- Mustafa, Fatima, Ullah, Muhammad Irfan, Kneeland, Kate M., Coudron, Thomas A., Stanley, David W., Hoback, W. Wyatt, Skoda, Steven R., Molina-Ochoa, Jaime, Foster, John E.
- The Florida entomologist 2014 v.97 no.4 pp. 1631-1639
- Coleoptera, sampling, Lepidoptera, amplified fragment length polymorphism, rearing, biological control agents, variance, Podisus maculiventris, genetic variation, population, eggs, forest pests, genetic markers, larvae, Michigan, Mississippi, Missouri, Florida

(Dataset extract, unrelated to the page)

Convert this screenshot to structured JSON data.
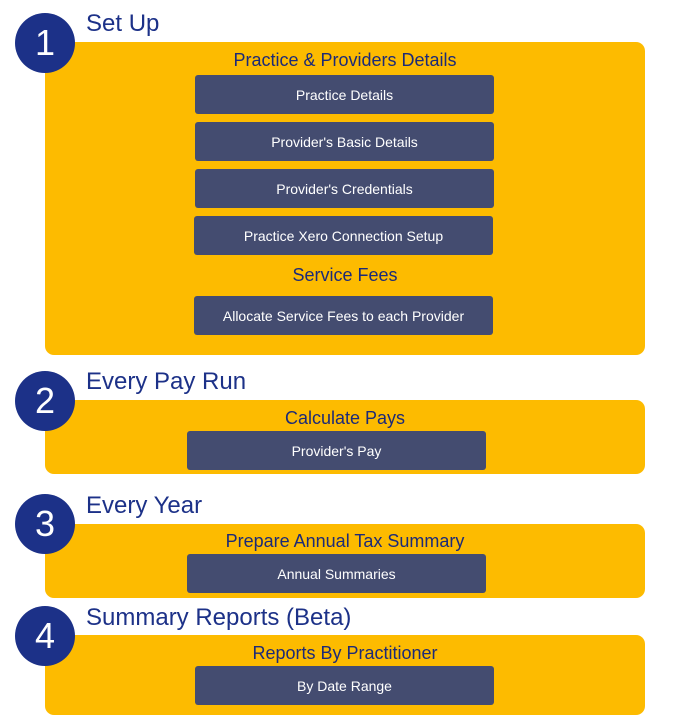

- The spined soldier bug, Podisus maculiventris (Say), is an important biological control agent of agricultural and forest pests; and it preys on eggs and larvae of lepidopteran and coleopteran species. Genetic variability among field samples collected from Michigan, Mississippi, Missouri, Florida and established laboratory colonies was examined using Amplified Fragment Length Polymorphism-Polymerase Chain Reaction (AFLP-PCR). Four AFLP primer pairs generated a total of 340 molecular markers for evaluation. Results from Analysis of Molecular Variance showed that the majority of the genetic variation occurred within populations (individuals from each sample site). Nei's method indicated reduced genetic diversity in laboratory populations compared to field populations. No major differences or deficiencies were apparent among the field samples from different areas or among the laboratory reared samples. We conclude that field populations are panmictic and laboratory reared spined soldier bug could be useful as biological control agents in the field.